• _Work required_: In the data below, which lines hold the word "Years"? Copy them.

Excerpts from an interface dataset:
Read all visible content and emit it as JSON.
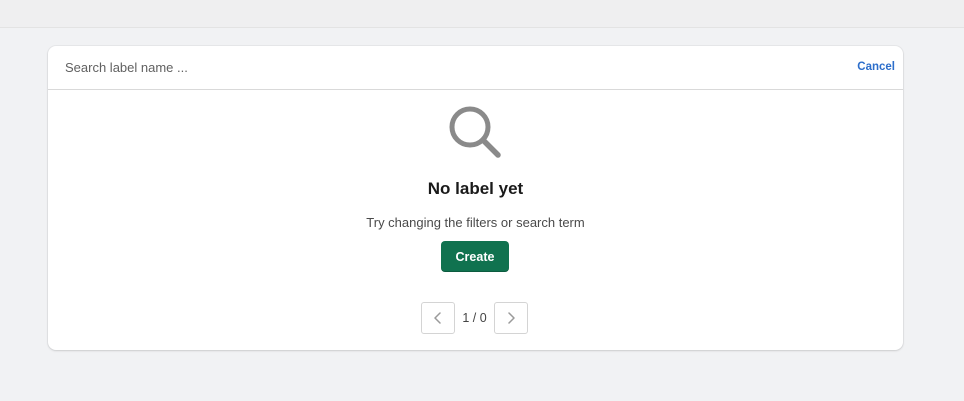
{
  "search": {
    "placeholder": "Search label name ...",
    "value": "",
    "cancel_label": "Cancel"
  },
  "empty_state": {
    "icon": "search-icon",
    "title": "No label yet",
    "description": "Try changing the filters or search term",
    "create_label": "Create"
  },
  "pagination": {
    "label": "1 / 0",
    "prev_icon": "chevron-left-icon",
    "next_icon": "chevron-right-icon"
  },
  "colors": {
    "primary": "#10724f",
    "link": "#2c6ecb",
    "background": "#f1f2f4"
  }
}
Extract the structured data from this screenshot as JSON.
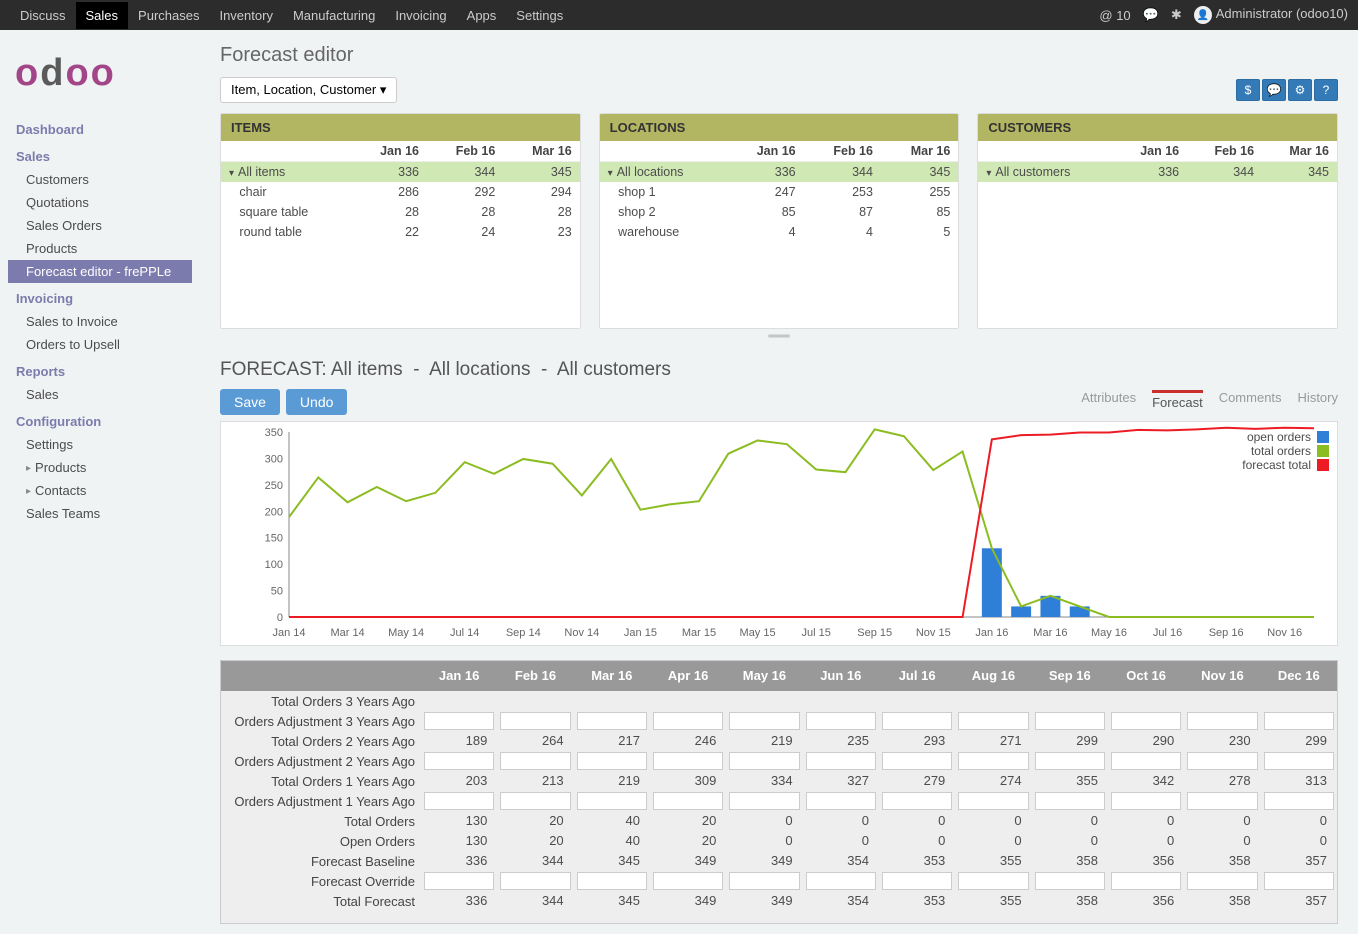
{
  "topnav": {
    "items": [
      "Discuss",
      "Sales",
      "Purchases",
      "Inventory",
      "Manufacturing",
      "Invoicing",
      "Apps",
      "Settings"
    ],
    "active": 1,
    "notif_count": "@ 10",
    "user": "Administrator (odoo10)"
  },
  "sidebar": {
    "dashboard": "Dashboard",
    "sales": "Sales",
    "sales_items": [
      "Customers",
      "Quotations",
      "Sales Orders",
      "Products",
      "Forecast editor - frePPLe"
    ],
    "sales_active": 4,
    "invoicing": "Invoicing",
    "invoicing_items": [
      "Sales to Invoice",
      "Orders to Upsell"
    ],
    "reports": "Reports",
    "reports_items": [
      "Sales"
    ],
    "configuration": "Configuration",
    "configuration_items": [
      "Settings",
      "Products",
      "Contacts",
      "Sales Teams"
    ],
    "configuration_arrow": [
      false,
      true,
      true,
      false
    ]
  },
  "page": {
    "title": "Forecast editor",
    "dropdown_label": "Item, Location, Customer",
    "forecast_title_parts": [
      "FORECAST: All items",
      "All locations",
      "All customers"
    ],
    "save": "Save",
    "undo": "Undo",
    "tabs": [
      "Attributes",
      "Forecast",
      "Comments",
      "History"
    ],
    "active_tab": 1
  },
  "panels": {
    "headers": [
      "ITEMS",
      "LOCATIONS",
      "CUSTOMERS"
    ],
    "columns": [
      "Jan 16",
      "Feb 16",
      "Mar 16"
    ],
    "items": [
      {
        "name": "All items",
        "vals": [
          336,
          344,
          345
        ],
        "hl": true,
        "expand": true
      },
      {
        "name": "chair",
        "vals": [
          286,
          292,
          294
        ]
      },
      {
        "name": "square table",
        "vals": [
          28,
          28,
          28
        ]
      },
      {
        "name": "round table",
        "vals": [
          22,
          24,
          23
        ]
      }
    ],
    "locations": [
      {
        "name": "All locations",
        "vals": [
          336,
          344,
          345
        ],
        "hl": true,
        "expand": true
      },
      {
        "name": "shop 1",
        "vals": [
          247,
          253,
          255
        ]
      },
      {
        "name": "shop 2",
        "vals": [
          85,
          87,
          85
        ]
      },
      {
        "name": "warehouse",
        "vals": [
          4,
          4,
          5
        ]
      }
    ],
    "customers": [
      {
        "name": "All customers",
        "vals": [
          336,
          344,
          345
        ],
        "hl": true,
        "expand": true
      }
    ]
  },
  "chart_data": {
    "type": "line+bar",
    "x_ticks": [
      "Jan 14",
      "Mar 14",
      "May 14",
      "Jul 14",
      "Sep 14",
      "Nov 14",
      "Jan 15",
      "Mar 15",
      "May 15",
      "Jul 15",
      "Sep 15",
      "Nov 15",
      "Jan 16",
      "Mar 16",
      "May 16",
      "Jul 16",
      "Sep 16",
      "Nov 16"
    ],
    "ylim": [
      0,
      350
    ],
    "y_ticks": [
      0,
      50,
      100,
      150,
      200,
      250,
      300,
      350
    ],
    "legend": [
      {
        "name": "open orders",
        "color": "#2f7ed8",
        "shape": "bar"
      },
      {
        "name": "total orders",
        "color": "#8bbc21",
        "shape": "line"
      },
      {
        "name": "forecast total",
        "color": "#ed1c24",
        "shape": "line"
      }
    ],
    "months": [
      "Jan 14",
      "Feb 14",
      "Mar 14",
      "Apr 14",
      "May 14",
      "Jun 14",
      "Jul 14",
      "Aug 14",
      "Sep 14",
      "Oct 14",
      "Nov 14",
      "Dec 14",
      "Jan 15",
      "Feb 15",
      "Mar 15",
      "Apr 15",
      "May 15",
      "Jun 15",
      "Jul 15",
      "Aug 15",
      "Sep 15",
      "Oct 15",
      "Nov 15",
      "Dec 15",
      "Jan 16",
      "Feb 16",
      "Mar 16",
      "Apr 16",
      "May 16",
      "Jun 16",
      "Jul 16",
      "Aug 16",
      "Sep 16",
      "Oct 16",
      "Nov 16",
      "Dec 16"
    ],
    "series": {
      "open_orders": [
        0,
        0,
        0,
        0,
        0,
        0,
        0,
        0,
        0,
        0,
        0,
        0,
        0,
        0,
        0,
        0,
        0,
        0,
        0,
        0,
        0,
        0,
        0,
        0,
        130,
        20,
        40,
        20,
        0,
        0,
        0,
        0,
        0,
        0,
        0,
        0
      ],
      "total_orders": [
        189,
        264,
        217,
        246,
        219,
        235,
        293,
        271,
        299,
        290,
        230,
        299,
        203,
        213,
        219,
        309,
        334,
        327,
        279,
        274,
        355,
        342,
        278,
        313,
        130,
        20,
        40,
        20,
        0,
        0,
        0,
        0,
        0,
        0,
        0,
        0
      ],
      "forecast_total": [
        0,
        0,
        0,
        0,
        0,
        0,
        0,
        0,
        0,
        0,
        0,
        0,
        0,
        0,
        0,
        0,
        0,
        0,
        0,
        0,
        0,
        0,
        0,
        0,
        336,
        344,
        345,
        349,
        349,
        354,
        353,
        355,
        358,
        356,
        358,
        357
      ]
    }
  },
  "grid": {
    "months": [
      "Jan 16",
      "Feb 16",
      "Mar 16",
      "Apr 16",
      "May 16",
      "Jun 16",
      "Jul 16",
      "Aug 16",
      "Sep 16",
      "Oct 16",
      "Nov 16",
      "Dec 16"
    ],
    "rows": [
      {
        "label": "Total Orders 3 Years Ago",
        "type": "text",
        "values": [
          "",
          "",
          "",
          "",
          "",
          "",
          "",
          "",
          "",
          "",
          "",
          ""
        ]
      },
      {
        "label": "Orders Adjustment 3 Years Ago",
        "type": "input",
        "values": [
          "",
          "",
          "",
          "",
          "",
          "",
          "",
          "",
          "",
          "",
          "",
          ""
        ]
      },
      {
        "label": "Total Orders 2 Years Ago",
        "type": "text",
        "values": [
          189,
          264,
          217,
          246,
          219,
          235,
          293,
          271,
          299,
          290,
          230,
          299
        ]
      },
      {
        "label": "Orders Adjustment 2 Years Ago",
        "type": "input",
        "values": [
          "",
          "",
          "",
          "",
          "",
          "",
          "",
          "",
          "",
          "",
          "",
          ""
        ]
      },
      {
        "label": "Total Orders 1 Years Ago",
        "type": "text",
        "values": [
          203,
          213,
          219,
          309,
          334,
          327,
          279,
          274,
          355,
          342,
          278,
          313
        ]
      },
      {
        "label": "Orders Adjustment 1 Years Ago",
        "type": "input",
        "values": [
          "",
          "",
          "",
          "",
          "",
          "",
          "",
          "",
          "",
          "",
          "",
          ""
        ]
      },
      {
        "label": "Total Orders",
        "type": "text",
        "values": [
          130,
          20,
          40,
          20,
          0,
          0,
          0,
          0,
          0,
          0,
          0,
          0
        ]
      },
      {
        "label": "Open Orders",
        "type": "text",
        "values": [
          130,
          20,
          40,
          20,
          0,
          0,
          0,
          0,
          0,
          0,
          0,
          0
        ]
      },
      {
        "label": "Forecast Baseline",
        "type": "text",
        "values": [
          336,
          344,
          345,
          349,
          349,
          354,
          353,
          355,
          358,
          356,
          358,
          357
        ]
      },
      {
        "label": "Forecast Override",
        "type": "input",
        "values": [
          "",
          "",
          "",
          "",
          "",
          "",
          "",
          "",
          "",
          "",
          "",
          ""
        ]
      },
      {
        "label": "Total Forecast",
        "type": "text",
        "values": [
          336,
          344,
          345,
          349,
          349,
          354,
          353,
          355,
          358,
          356,
          358,
          357
        ]
      }
    ]
  }
}
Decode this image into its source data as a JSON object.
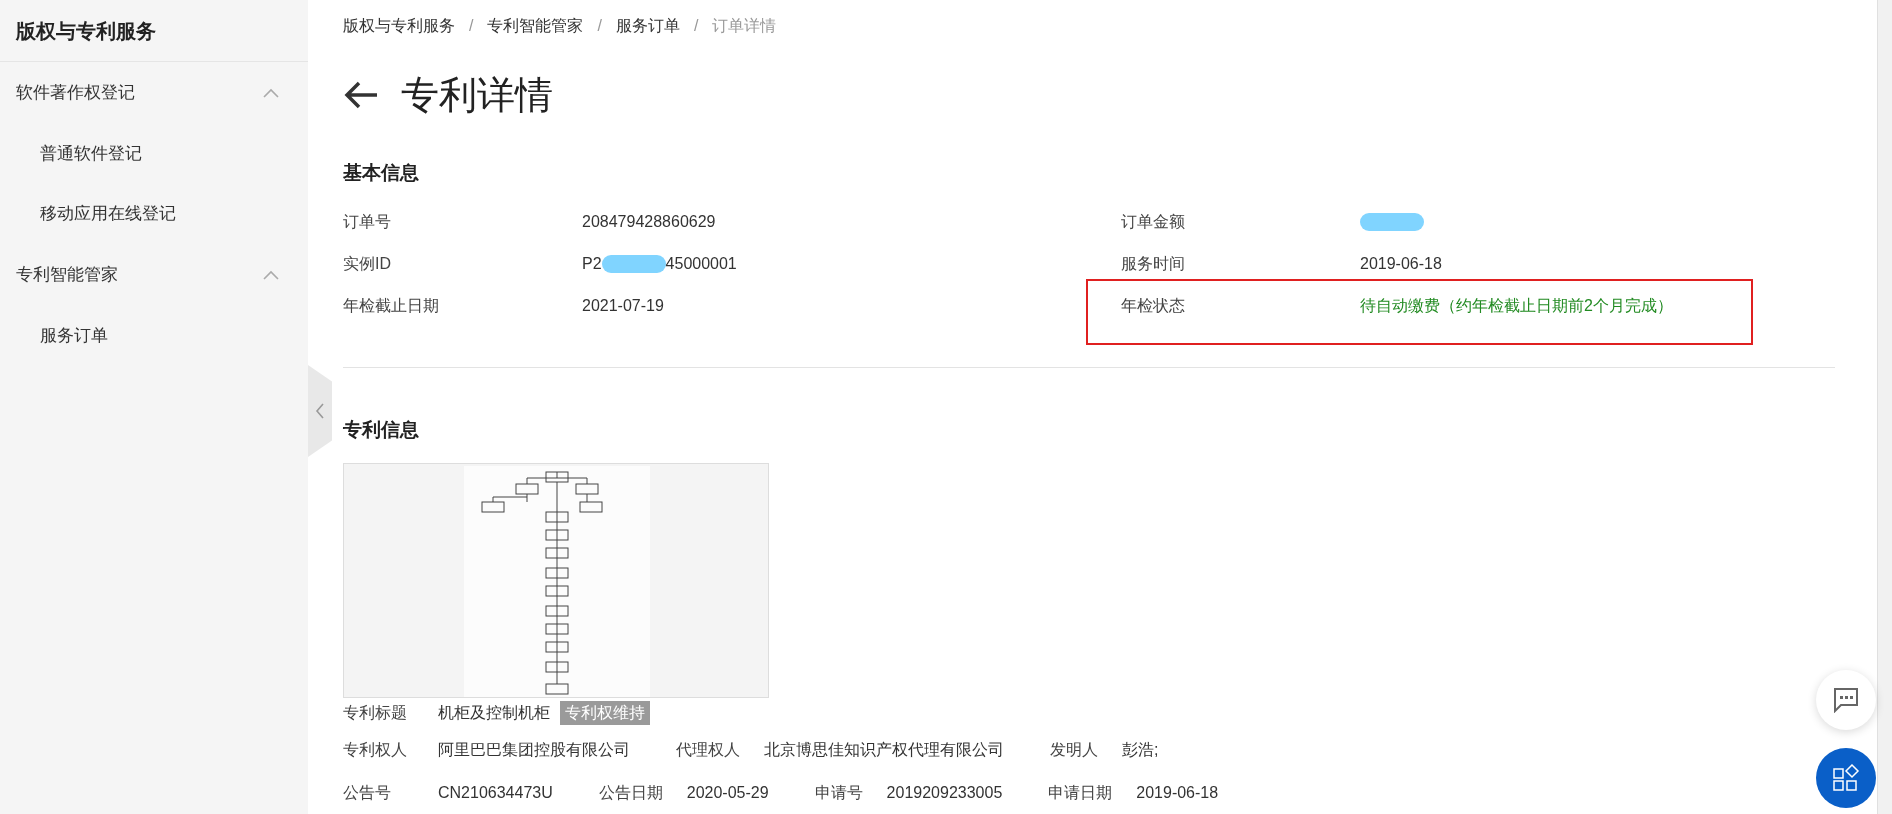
{
  "sidebar": {
    "title": "版权与专利服务",
    "groups": [
      {
        "label": "软件著作权登记",
        "expanded": true,
        "children": [
          {
            "label": "普通软件登记"
          },
          {
            "label": "移动应用在线登记"
          }
        ]
      },
      {
        "label": "专利智能管家",
        "expanded": true,
        "children": [
          {
            "label": "服务订单"
          }
        ]
      }
    ]
  },
  "breadcrumb": [
    {
      "label": "版权与专利服务",
      "current": false
    },
    {
      "separator": "/",
      "label": "专利智能管家",
      "current": false
    },
    {
      "separator": "/",
      "label": "服务订单",
      "current": false
    },
    {
      "separator": "/",
      "label": "订单详情",
      "current": true
    }
  ],
  "page_title": "专利详情",
  "basic_info": {
    "title": "基本信息",
    "fields": [
      {
        "label": "订单号",
        "parts": [
          {
            "kind": "text",
            "text": "208479428860629"
          }
        ]
      },
      {
        "label": "订单金额",
        "parts": [
          {
            "kind": "redaction"
          }
        ]
      },
      {
        "label": "实例ID",
        "parts": [
          {
            "kind": "text",
            "text": "P2"
          },
          {
            "kind": "redaction"
          },
          {
            "kind": "text",
            "text": "45000001"
          }
        ]
      },
      {
        "label": "服务时间",
        "parts": [
          {
            "kind": "text",
            "text": "2019-06-18"
          }
        ]
      },
      {
        "label": "年检截止日期",
        "parts": [
          {
            "kind": "text",
            "text": "2021-07-19"
          }
        ]
      },
      {
        "label": "年检状态",
        "color": "#228b22",
        "highlighted": true,
        "parts": [
          {
            "kind": "text",
            "text": "待自动缴费（约年检截止日期前2个月完成）"
          }
        ]
      }
    ]
  },
  "patent_info": {
    "title": "专利信息",
    "image": {
      "kind": "picture"
    },
    "title_row": {
      "label": "专利标题",
      "value": "机柜及控制机柜",
      "tag": "专利权维持"
    },
    "detail_rows": [
      [
        {
          "label": "专利权人",
          "value": "阿里巴巴集团控股有限公司"
        },
        {
          "label": "代理权人",
          "value": "北京博思佳知识产权代理有限公司"
        },
        {
          "label": "发明人",
          "value": "彭浩;"
        }
      ],
      [
        {
          "label": "公告号",
          "value": "CN210634473U"
        },
        {
          "label": "公告日期",
          "value": "2020-05-29"
        },
        {
          "label": "申请号",
          "value": "2019209233005"
        },
        {
          "label": "申请日期",
          "value": "2019-06-18"
        }
      ]
    ]
  }
}
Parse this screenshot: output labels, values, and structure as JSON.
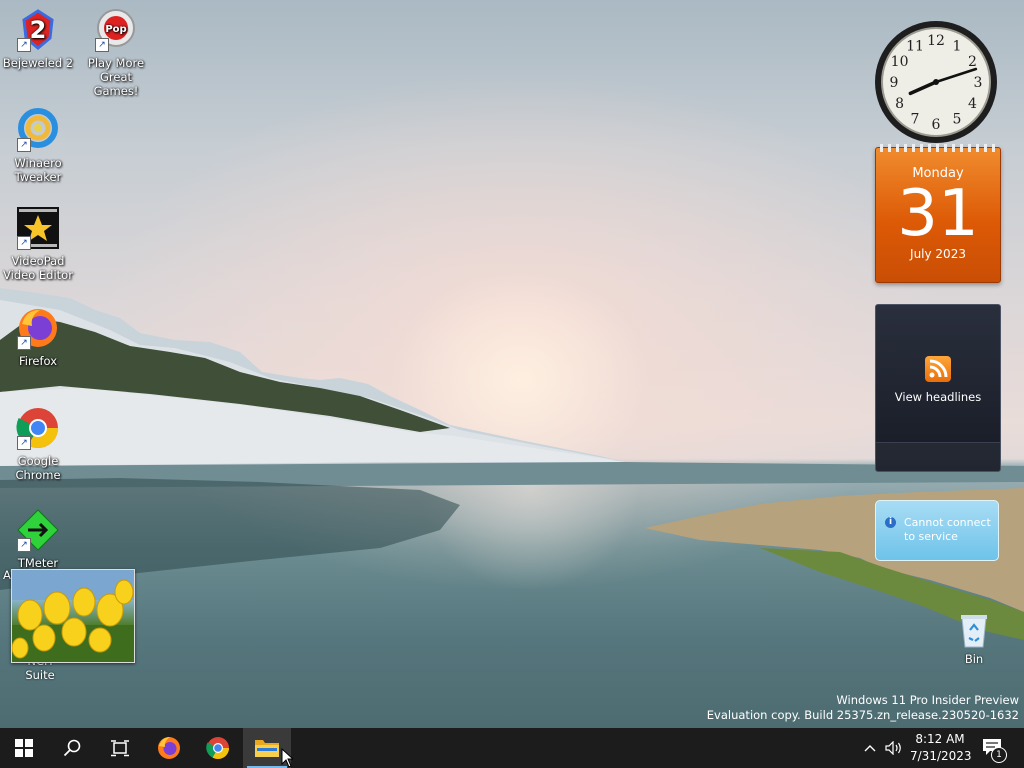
{
  "desktop_icons": [
    {
      "name": "bejeweled",
      "label": "Bejeweled 2"
    },
    {
      "name": "popcap",
      "label": "Play More Great Games!"
    },
    {
      "name": "winaero",
      "label": "Winaero Tweaker"
    },
    {
      "name": "videopad",
      "label": "VideoPad Video Editor"
    },
    {
      "name": "firefox",
      "label": "Firefox"
    },
    {
      "name": "chrome",
      "label": "Google Chrome"
    },
    {
      "name": "tmeter",
      "label": "TMeter"
    }
  ],
  "partial_labels": {
    "left_cut": "Ac",
    "under_photo": "NCH Suite"
  },
  "clock_gadget": {
    "numerals": [
      "12",
      "1",
      "2",
      "3",
      "4",
      "5",
      "6",
      "7",
      "8",
      "9",
      "10",
      "11"
    ],
    "hour": 8,
    "minute": 12
  },
  "calendar_gadget": {
    "weekday": "Monday",
    "day": "31",
    "month_year": "July 2023"
  },
  "feed_gadget": {
    "label": "View headlines"
  },
  "weather_gadget": {
    "line1": "Cannot connect",
    "line2": "to service"
  },
  "recycle_bin": {
    "label": "Bin"
  },
  "watermark": {
    "line1": "Windows 11 Pro Insider Preview",
    "line2": "Evaluation copy. Build 25375.zn_release.230520-1632"
  },
  "taskbar": {
    "time": "8:12 AM",
    "date": "7/31/2023",
    "notification_count": "1",
    "pinned": [
      "start",
      "search",
      "task-view",
      "firefox",
      "chrome",
      "file-explorer"
    ]
  }
}
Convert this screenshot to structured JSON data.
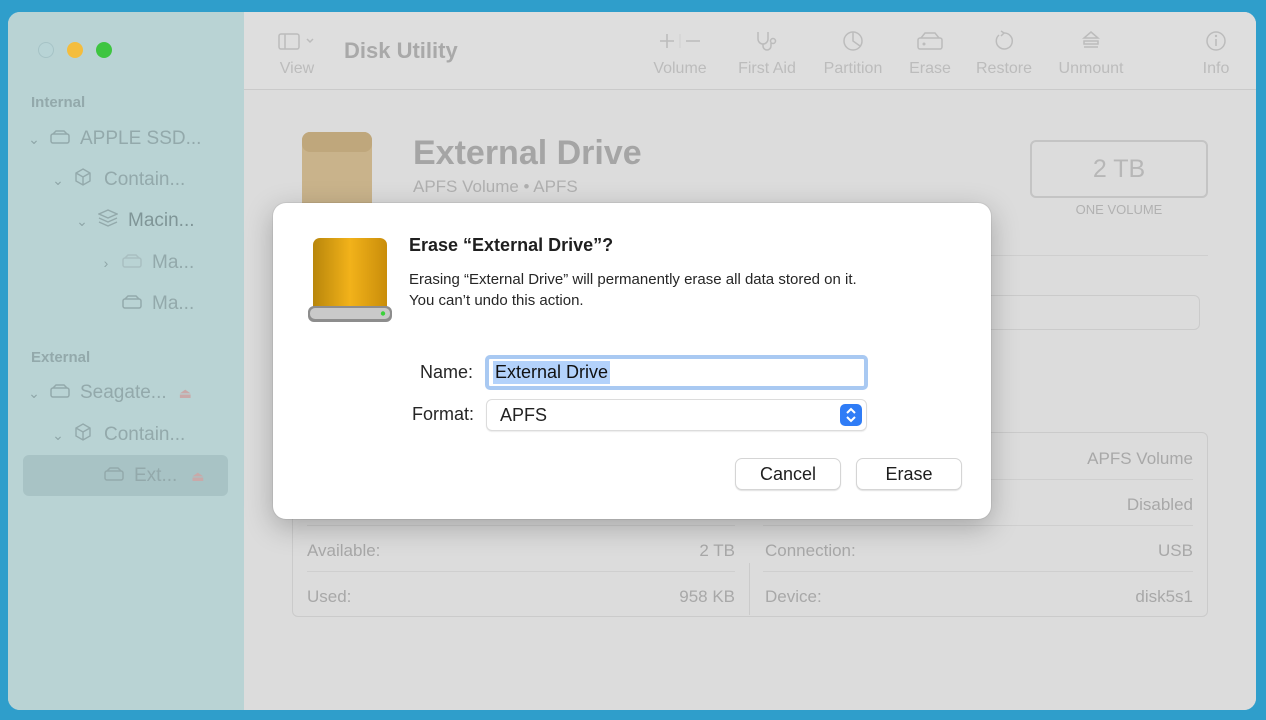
{
  "window": {
    "title": "Disk Utility"
  },
  "toolbar": {
    "view_label": "View",
    "volume_label": "Volume",
    "first_aid_label": "First Aid",
    "partition_label": "Partition",
    "erase_label": "Erase",
    "restore_label": "Restore",
    "unmount_label": "Unmount",
    "info_label": "Info"
  },
  "sidebar": {
    "internal_header": "Internal",
    "external_header": "External",
    "internal_items": [
      {
        "label": "APPLE SSD...",
        "icon": "disk-icon"
      },
      {
        "label": "Contain...",
        "icon": "container-icon"
      },
      {
        "label": "Macin...",
        "icon": "volume-group-icon"
      },
      {
        "label": "Ma...",
        "icon": "disk-icon"
      },
      {
        "label": "Ma...",
        "icon": "disk-icon"
      }
    ],
    "external_items": [
      {
        "label": "Seagate...",
        "icon": "disk-icon"
      },
      {
        "label": "Contain...",
        "icon": "container-icon"
      },
      {
        "label": "Ext...",
        "icon": "disk-icon"
      }
    ]
  },
  "volume": {
    "name": "External Drive",
    "subtitle": "APFS Volume • APFS",
    "capacity": "2 TB",
    "capacity_label": "ONE VOLUME"
  },
  "info": {
    "type_value": "APFS Volume",
    "owners_value": "Disabled",
    "available_label": "Available:",
    "available_value": "2 TB",
    "used_label": "Used:",
    "used_value": "958 KB",
    "connection_label": "Connection:",
    "connection_value": "USB",
    "device_label": "Device:",
    "device_value": "disk5s1"
  },
  "dialog": {
    "title": "Erase “External Drive”?",
    "message_line1": "Erasing “External Drive” will permanently erase all data stored on it.",
    "message_line2": "You can’t undo this action.",
    "name_label": "Name:",
    "name_value": "External Drive",
    "format_label": "Format:",
    "format_value": "APFS",
    "cancel_label": "Cancel",
    "erase_label": "Erase",
    "accent_color": "#2f7cf6"
  }
}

• _Written answer_:
        "label": "Total Orders 3 Years Ago",
        "label": "Orders Adjustment 3 Years Ago",
        "label": "Total Orders 2 Years Ago",
        "label": "Orders Adjustment 2 Years Ago",
        "label": "Total Orders 1 Years Ago",
        "label": "Orders Adjustment 1 Years Ago",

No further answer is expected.